Australian researchers based at Monash University have published a paper entitled ‘Signal Transduction and Targeted Therapy‘ in the Nature journal that could lead to the regeneration of insulin in pancreatic stem cells.
According to Diabetes Australia, this is the fastest-growing illness in the country. At present, 1.8 million Australians suffer from diabetes and 500 million have the disease globally. Diabetes Australia says that Australians need to rethink diabetes:
“Every year 700,000 people living with diabetes experience mental or emotional health challenges. That’s because living with diabetes is not easy. It’s not a choice. And there are no days off.”
The study is led by diabetes experts Dr Keith Al-Hasani, Professor Sam El-Osta, and Dr Ishant Khurana, from the Monash Department of Diabetes. The researchers have developed “a revolutionary method to regenerate insulin cells without the ethical concerns that are commonly associated with embryonic stem cells.”
Monash University notes that their research “may lead to a potential treatment option for insulin-dependent diabetes which is diagnosed in seven Australian children every day resulting in a lifetime testing of blood glucose and daily insulin injections, to replace the insulin no longer produced by a damaged pancreas.”

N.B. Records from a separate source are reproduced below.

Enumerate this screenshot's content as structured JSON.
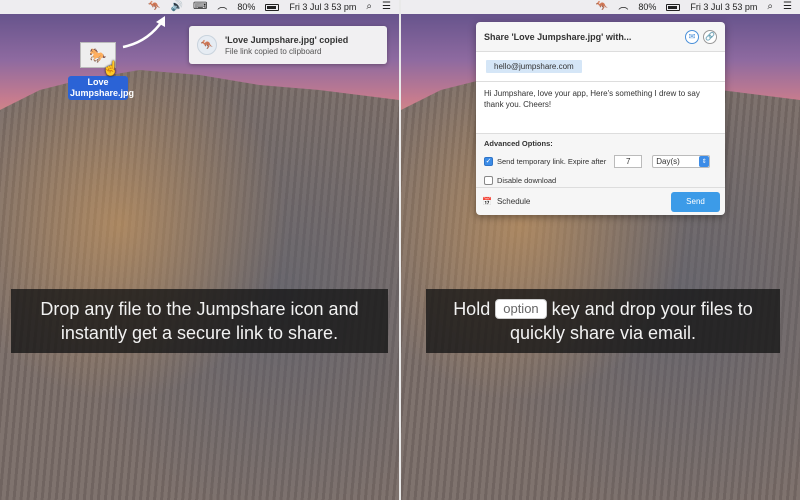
{
  "menubar": {
    "battery_percent": "80%",
    "datetime": "Fri 3 Jul  3 53 pm"
  },
  "left": {
    "file_label": "Love Jumpshare.jpg",
    "notification": {
      "title": "'Love Jumpshare.jpg' copied",
      "subtitle": "File link copied to clipboard"
    },
    "caption_line1": "Drop any file to the Jumpshare icon and",
    "caption_line2": "instantly get a secure link to share."
  },
  "right": {
    "popup": {
      "title": "Share 'Love Jumpshare.jpg' with...",
      "recipient": "hello@jumpshare.com",
      "message": "Hi Jumpshare, love your app, Here's something I drew to say thank you. Cheers!",
      "advanced_title": "Advanced Options:",
      "temp_link_label": "Send temporary link. Expire after",
      "temp_link_checked": true,
      "expire_value": "7",
      "expire_unit": "Day(s)",
      "disable_download_label": "Disable download",
      "disable_download_checked": false,
      "schedule_label": "Schedule",
      "send_label": "Send"
    },
    "caption_pre": "Hold",
    "caption_key": "option",
    "caption_post": "key and drop your files to",
    "caption_line2": "quickly share via email."
  },
  "colors": {
    "accent": "#3c9be8",
    "chip": "#d5e6f7",
    "file_label_bg": "#2b63d6"
  }
}
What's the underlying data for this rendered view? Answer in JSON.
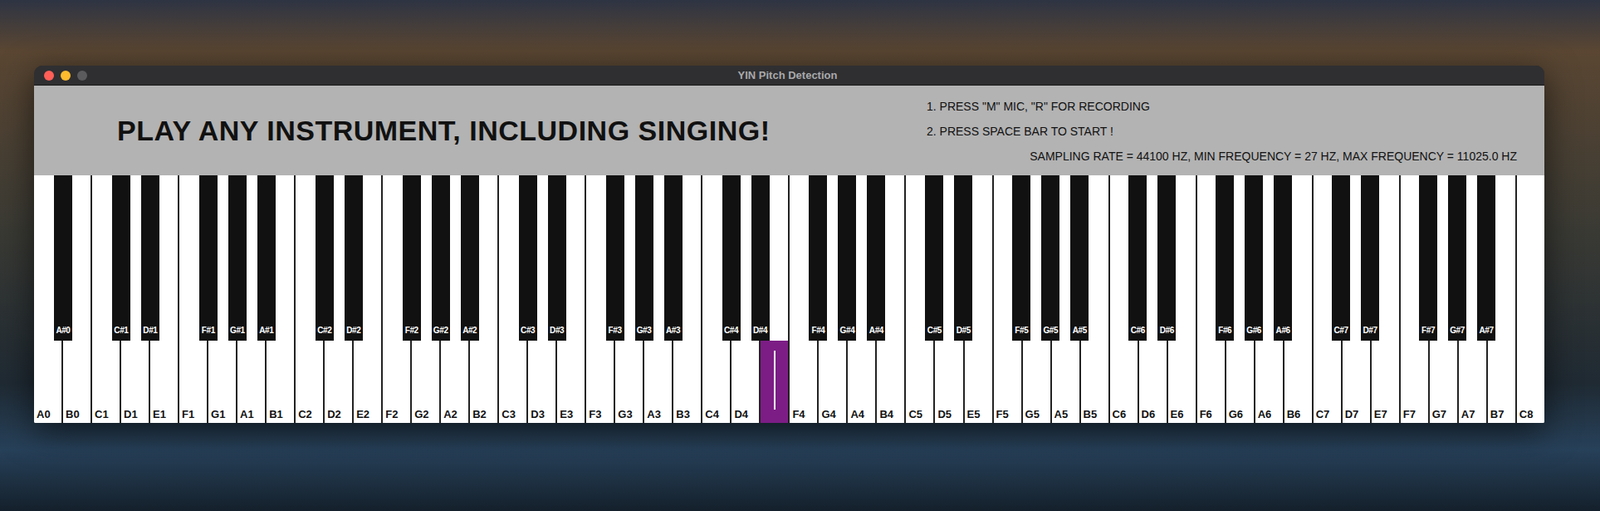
{
  "window": {
    "title": "YIN Pitch Detection"
  },
  "header": {
    "title": "PLAY ANY INSTRUMENT, INCLUDING SINGING!",
    "instructions": [
      "1. PRESS \"M\" MIC, \"R\" FOR RECORDING",
      "2. PRESS SPACE BAR TO START !"
    ],
    "settings": "SAMPLING RATE = 44100 HZ, MIN FREQUENCY = 27 HZ, MAX FREQUENCY = 11025.0 HZ"
  },
  "keyboard": {
    "white_keys": [
      {
        "label": "A0",
        "selected": false
      },
      {
        "label": "B0",
        "selected": false
      },
      {
        "label": "C1",
        "selected": false
      },
      {
        "label": "D1",
        "selected": false
      },
      {
        "label": "E1",
        "selected": false
      },
      {
        "label": "F1",
        "selected": false
      },
      {
        "label": "G1",
        "selected": false
      },
      {
        "label": "A1",
        "selected": false
      },
      {
        "label": "B1",
        "selected": false
      },
      {
        "label": "C2",
        "selected": false
      },
      {
        "label": "D2",
        "selected": false
      },
      {
        "label": "E2",
        "selected": false
      },
      {
        "label": "F2",
        "selected": false
      },
      {
        "label": "G2",
        "selected": false
      },
      {
        "label": "A2",
        "selected": false
      },
      {
        "label": "B2",
        "selected": false
      },
      {
        "label": "C3",
        "selected": false
      },
      {
        "label": "D3",
        "selected": false
      },
      {
        "label": "E3",
        "selected": false
      },
      {
        "label": "F3",
        "selected": false
      },
      {
        "label": "G3",
        "selected": false
      },
      {
        "label": "A3",
        "selected": false
      },
      {
        "label": "B3",
        "selected": false
      },
      {
        "label": "C4",
        "selected": false
      },
      {
        "label": "D4",
        "selected": false
      },
      {
        "label": "",
        "selected": true,
        "level": 0.5
      },
      {
        "label": "F4",
        "selected": false
      },
      {
        "label": "G4",
        "selected": false
      },
      {
        "label": "A4",
        "selected": false
      },
      {
        "label": "B4",
        "selected": false
      },
      {
        "label": "C5",
        "selected": false
      },
      {
        "label": "D5",
        "selected": false
      },
      {
        "label": "E5",
        "selected": false
      },
      {
        "label": "F5",
        "selected": false
      },
      {
        "label": "G5",
        "selected": false
      },
      {
        "label": "A5",
        "selected": false
      },
      {
        "label": "B5",
        "selected": false
      },
      {
        "label": "C6",
        "selected": false
      },
      {
        "label": "D6",
        "selected": false
      },
      {
        "label": "E6",
        "selected": false
      },
      {
        "label": "F6",
        "selected": false
      },
      {
        "label": "G6",
        "selected": false
      },
      {
        "label": "A6",
        "selected": false
      },
      {
        "label": "B6",
        "selected": false
      },
      {
        "label": "C7",
        "selected": false
      },
      {
        "label": "D7",
        "selected": false
      },
      {
        "label": "E7",
        "selected": false
      },
      {
        "label": "F7",
        "selected": false
      },
      {
        "label": "G7",
        "selected": false
      },
      {
        "label": "A7",
        "selected": false
      },
      {
        "label": "B7",
        "selected": false
      },
      {
        "label": "C8",
        "selected": false
      }
    ],
    "black_keys": [
      {
        "label": "A#0",
        "selected": false
      },
      {
        "label": "C#1",
        "selected": false
      },
      {
        "label": "D#1",
        "selected": false
      },
      {
        "label": "F#1",
        "selected": false
      },
      {
        "label": "G#1",
        "selected": false
      },
      {
        "label": "A#1",
        "selected": false
      },
      {
        "label": "C#2",
        "selected": false
      },
      {
        "label": "D#2",
        "selected": false
      },
      {
        "label": "F#2",
        "selected": false
      },
      {
        "label": "G#2",
        "selected": false
      },
      {
        "label": "A#2",
        "selected": false
      },
      {
        "label": "C#3",
        "selected": false
      },
      {
        "label": "D#3",
        "selected": false
      },
      {
        "label": "F#3",
        "selected": false
      },
      {
        "label": "G#3",
        "selected": false
      },
      {
        "label": "A#3",
        "selected": false
      },
      {
        "label": "C#4",
        "selected": false
      },
      {
        "label": "D#4",
        "selected": false
      },
      {
        "label": "F#4",
        "selected": false
      },
      {
        "label": "G#4",
        "selected": false
      },
      {
        "label": "A#4",
        "selected": false
      },
      {
        "label": "C#5",
        "selected": false
      },
      {
        "label": "D#5",
        "selected": false
      },
      {
        "label": "F#5",
        "selected": false
      },
      {
        "label": "G#5",
        "selected": false
      },
      {
        "label": "A#5",
        "selected": false
      },
      {
        "label": "C#6",
        "selected": false
      },
      {
        "label": "D#6",
        "selected": false
      },
      {
        "label": "F#6",
        "selected": false
      },
      {
        "label": "G#6",
        "selected": false
      },
      {
        "label": "A#6",
        "selected": false
      },
      {
        "label": "C#7",
        "selected": false
      },
      {
        "label": "D#7",
        "selected": false
      },
      {
        "label": "F#7",
        "selected": false
      },
      {
        "label": "G#7",
        "selected": false
      },
      {
        "label": "A#7",
        "selected": false
      }
    ]
  }
}
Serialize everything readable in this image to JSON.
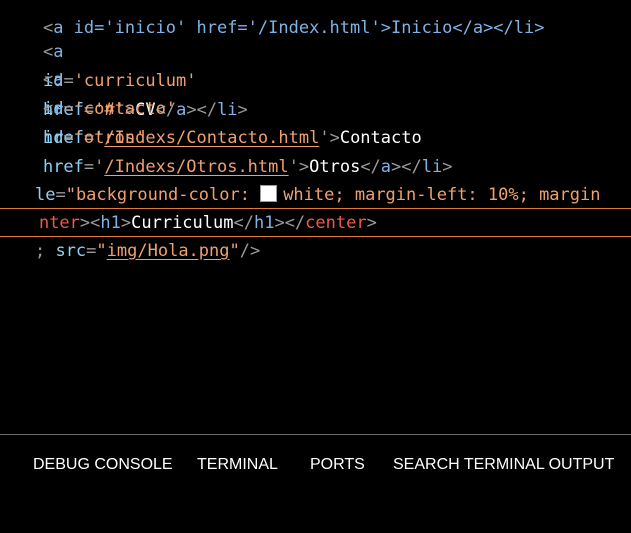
{
  "editor": {
    "line0": {
      "a": "a id='inicio' href='/Index.html'>Inicio</a></li>"
    },
    "line1": {
      "open": "<",
      "tag": "a",
      "attr1": "id",
      "eq1": "=",
      "val1": "'curriculum'",
      "attr2": "href",
      "eq2": "=",
      "val2": "'#'",
      "gt": ">",
      "text": "CV",
      "close": "</",
      "ctag": "a",
      "cclose": "></",
      "ltag": "li",
      "end": ">"
    },
    "line2": {
      "open": "<",
      "tag": "a",
      "attr1": "id",
      "eq1": "=",
      "val1": "'contacto'",
      "attr2": "href",
      "eq2": "='",
      "link": "/Indexs/Contacto.html",
      "q": "'",
      "gt": ">",
      "text": "Contacto"
    },
    "line3": {
      "open": "<",
      "tag": "a",
      "attr1": "id",
      "eq1": "=",
      "val1": "'otros'",
      "attr2": "href",
      "eq2": "='",
      "link": "/Indexs/Otros.html",
      "q": "'",
      "gt": ">",
      "text": "Otros",
      "close": "</",
      "ctag": "a",
      "cclose": "></",
      "ltag": "li",
      "end": ">"
    },
    "line5": {
      "attr": "le",
      "eq": "=",
      "q1": "\"",
      "prop1": "background-color:",
      "swatch_color": "#ffffff",
      "val1": "white",
      "rest": "; margin-left: 10%; margin"
    },
    "line6": {
      "ctag1": "nter",
      "gt1": "><",
      "h1": "h1",
      "gt2": ">",
      "text": "Curriculum",
      "cl1": "</",
      "h1c": "h1",
      "cl2": "></",
      "ctag2": "center",
      "gt3": ">"
    },
    "line7": {
      "semi": ";",
      "attr": "src",
      "eq": "=",
      "q1": "\"",
      "link": "img/Hola.png",
      "q2": "\"",
      "end": "/>"
    }
  },
  "panel": {
    "tabs": [
      "DEBUG CONSOLE",
      "TERMINAL",
      "PORTS",
      "SEARCH TERMINAL OUTPUT"
    ]
  }
}
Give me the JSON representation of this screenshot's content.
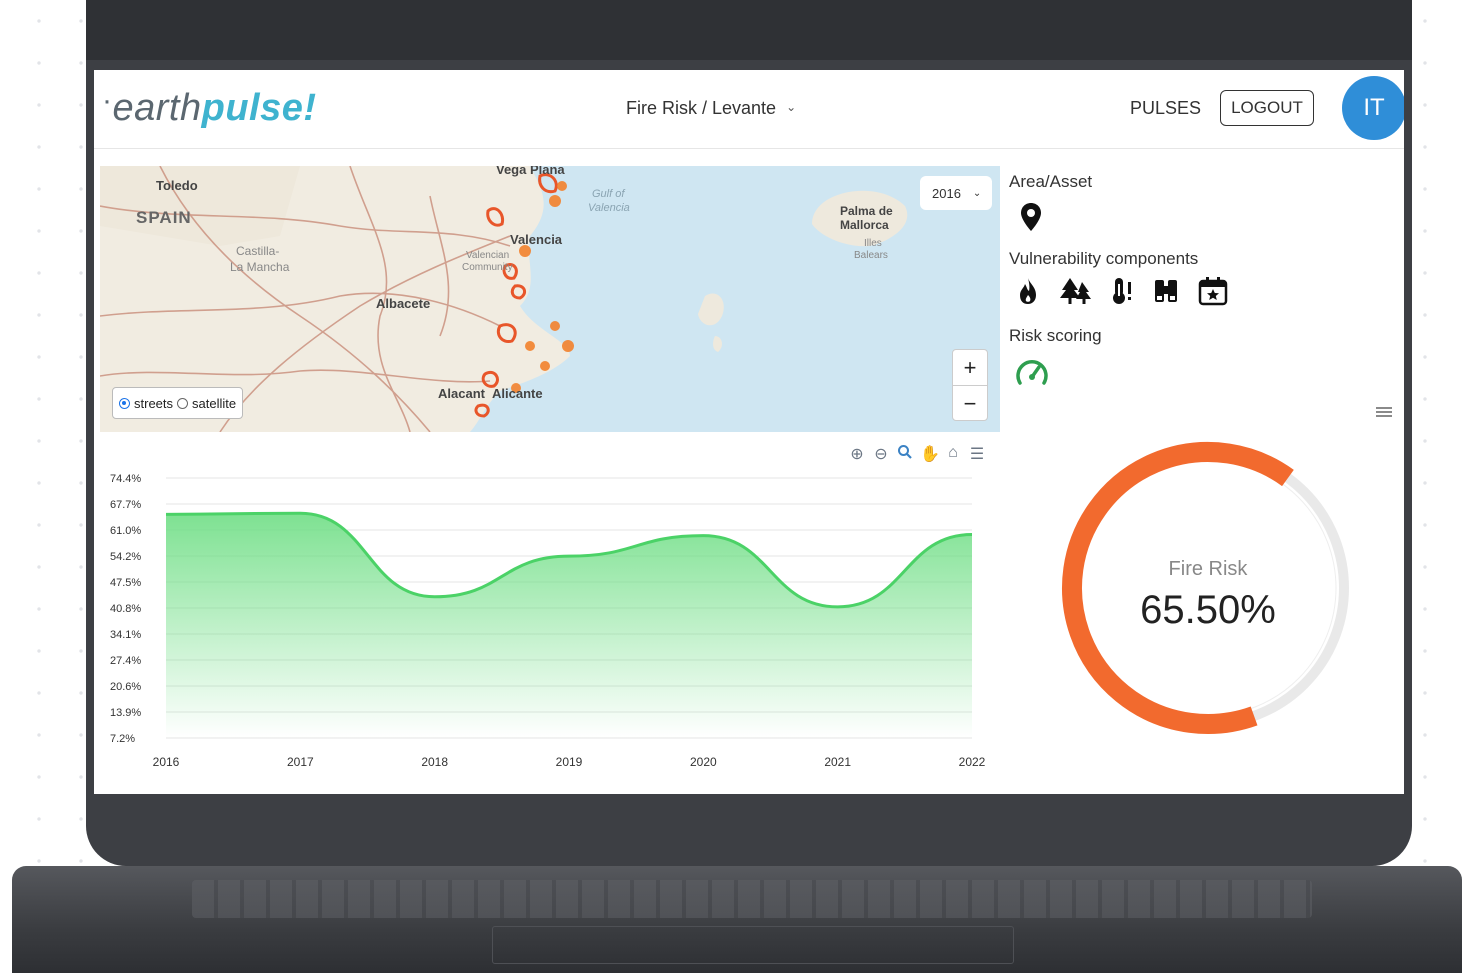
{
  "app": {
    "logo_prefix": "earth",
    "logo_suffix": "pulse!"
  },
  "header": {
    "breadcrumb_section": "Fire Risk /",
    "breadcrumb_region": "Levante",
    "pulses_label": "PULSES",
    "logout_label": "LOGOUT",
    "avatar_initials": "IT"
  },
  "map": {
    "year_selected": "2016",
    "layer_options": [
      "streets",
      "satellite"
    ],
    "layer_selected": "streets",
    "zoom_in": "+",
    "zoom_out": "−",
    "labels": {
      "toledo": "Toledo",
      "spain": "SPAIN",
      "castilla": "Castilla-",
      "la_mancha": "La Mancha",
      "albacete": "Albacete",
      "valencia": "Valencia",
      "valencian": "Valencian",
      "community": "Community",
      "alicante": "Alicante",
      "alacant": "Alacant",
      "gulf": "Gulf of",
      "gulf2": "Valencia",
      "palma": "Palma de",
      "mallorca": "Mallorca",
      "illes": "Illes",
      "balears": "Balears",
      "vega": "Vega Plana"
    }
  },
  "right_panel": {
    "area_asset_label": "Area/Asset",
    "vulnerability_label": "Vulnerability components",
    "risk_scoring_label": "Risk scoring",
    "vulnerability_icons": [
      "fire-icon",
      "trees-icon",
      "thermometer-alert-icon",
      "binoculars-icon",
      "calendar-star-icon"
    ]
  },
  "gauge": {
    "title": "Fire Risk",
    "value_text": "65.50%",
    "fraction": 0.655,
    "color": "#f26a2e"
  },
  "chart_data": {
    "type": "area",
    "x": [
      "2016",
      "2017",
      "2018",
      "2019",
      "2020",
      "2021",
      "2022"
    ],
    "series": [
      {
        "values": [
          65.0,
          65.3,
          43.7,
          54.2,
          59.5,
          41.1,
          59.8
        ]
      }
    ],
    "y_ticks": [
      "74.4%",
      "67.7%",
      "61.0%",
      "54.2%",
      "47.5%",
      "40.8%",
      "34.1%",
      "27.4%",
      "20.6%",
      "13.9%",
      "7.2%"
    ],
    "ylim": [
      7.2,
      74.4
    ],
    "color": "#4bd267",
    "grid": true
  }
}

Dr Keith Al-Hasani, one of the authors of the research study, told ABC, that “there are different forms of diabetes and it’s a disease that requires relentless attention.”
For Type 1 diabetes, generally first presents when patients are children, up to five insulin injections per day are required as young people adjusted to the disease. Dr Al-Hasani adds that Adult sufferers can administer up to 100 shots a month to manage the illness.
Professor El-Osta observes that by the time an individual is diagnosed with Type 1 diabetes (T1D) many of their pancreatic beta cells, which produce insulin, have been totally destroyed. He adds:
“Patients rely on daily insulin injections to replace what would have been produced by the pancreas. Currently, the only other effective therapy requires pancreatic islet transplantation and while this has improved health outcomes for individuals with diabetes, transplantation relies on organ donors, so it has limited widespread use.”
Co-author Dr Khurana, a research fellow in the El-Osta research group at the Department of Diabetes, said: “we’re reprogramming cells that don’t generally produce insulin, to express insulin now.” He adds:
“This is a big breakthrough in the diabetes realm.”
Dr Khurana’s major research interests are understanding the role of epigenetic changes and transcriptional regulation implicated in human health and disease. As an expert in comparative analyses and biostatistics for the integration of epigenetic data, Dr Khurana’s work is critical for large-scale projects like these. In 2017, he was also the recipient of the ‘Young Investigator Award – East meets West Symposium.’
Dr Khurana’s parents migrated to Australia from India in the early 1990s when he was 7 years old. He told The Australia Today that the stories about this “complex human disease” in India and the Pacific motivated him to take up this research field.
“The burden of this complex disease in our community and especially to discover the unknown motivated me to delve deeper into research.”
Dr Khurana points out that diabetes is very common in Fiji with almost 1 in 3 Fijians diagnosed with this disease. He adds:
“I am looking forward to working collaboratively with Indian and Pacific researchers active in this field to find solutions that would help the community.”
For the current project, the researchers are using a compound GSK126 which is approved for use to treat another condition by the US Food and Drug Administration. The researchers point out that so far this compound has not been used for diabetes treatment in Australia or elsewhere.
As diabetes cases rise globally, researchers worldwide are facing the challenge of improving treatments. Monash researchers acknowledged that there is still a long way to go in diabetes research before a potential treatment could be used in humans. Dr Al-Hasani says that “more work is required to define the properties of these cells and establish protocols to isolate and expand them.” He adds:
“I would think therapy is pretty far away. However, this represents an important step along the way to devising a lasting treatment that might be applicable for all types of diabetes.”
Dr Khurana says the ultimate goal of their research is to eliminate the need for daily insulin injections.